=== Section Start ===

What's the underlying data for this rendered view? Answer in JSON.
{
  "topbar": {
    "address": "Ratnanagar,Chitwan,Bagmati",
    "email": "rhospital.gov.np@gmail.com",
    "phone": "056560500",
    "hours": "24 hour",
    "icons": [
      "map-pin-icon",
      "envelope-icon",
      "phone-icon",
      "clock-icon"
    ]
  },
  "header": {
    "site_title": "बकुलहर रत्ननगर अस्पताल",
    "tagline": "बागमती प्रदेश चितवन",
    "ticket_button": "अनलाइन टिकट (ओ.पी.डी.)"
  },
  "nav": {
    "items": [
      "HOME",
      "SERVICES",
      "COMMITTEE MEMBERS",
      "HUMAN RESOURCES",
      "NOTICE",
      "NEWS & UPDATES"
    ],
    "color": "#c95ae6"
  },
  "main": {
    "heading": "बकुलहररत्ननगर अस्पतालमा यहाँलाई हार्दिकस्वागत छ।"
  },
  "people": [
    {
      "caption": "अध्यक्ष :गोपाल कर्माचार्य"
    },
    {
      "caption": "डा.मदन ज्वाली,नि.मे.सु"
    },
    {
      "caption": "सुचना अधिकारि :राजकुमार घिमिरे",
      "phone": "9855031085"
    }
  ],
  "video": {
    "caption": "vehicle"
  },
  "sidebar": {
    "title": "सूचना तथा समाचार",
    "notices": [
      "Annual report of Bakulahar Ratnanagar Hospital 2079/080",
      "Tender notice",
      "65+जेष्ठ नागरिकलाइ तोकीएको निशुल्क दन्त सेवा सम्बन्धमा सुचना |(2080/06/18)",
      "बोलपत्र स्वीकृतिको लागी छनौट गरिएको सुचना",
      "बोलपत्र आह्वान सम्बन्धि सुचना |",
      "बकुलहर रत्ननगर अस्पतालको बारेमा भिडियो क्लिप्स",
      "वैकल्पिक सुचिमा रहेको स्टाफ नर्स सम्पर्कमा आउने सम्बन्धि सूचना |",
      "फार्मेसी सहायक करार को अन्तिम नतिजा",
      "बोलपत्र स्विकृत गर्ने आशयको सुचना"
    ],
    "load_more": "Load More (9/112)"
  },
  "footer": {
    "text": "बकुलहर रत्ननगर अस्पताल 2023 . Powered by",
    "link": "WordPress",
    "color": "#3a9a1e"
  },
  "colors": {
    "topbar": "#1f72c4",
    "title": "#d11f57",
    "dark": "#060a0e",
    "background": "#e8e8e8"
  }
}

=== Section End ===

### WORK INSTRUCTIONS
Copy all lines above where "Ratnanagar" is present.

### SOLUTION TO THIS PROBLEM
    "address": "Ratnanagar,Chitwan,Bagmati",
      "Annual report of Bakulahar Ratnanagar Hospital 2079/080",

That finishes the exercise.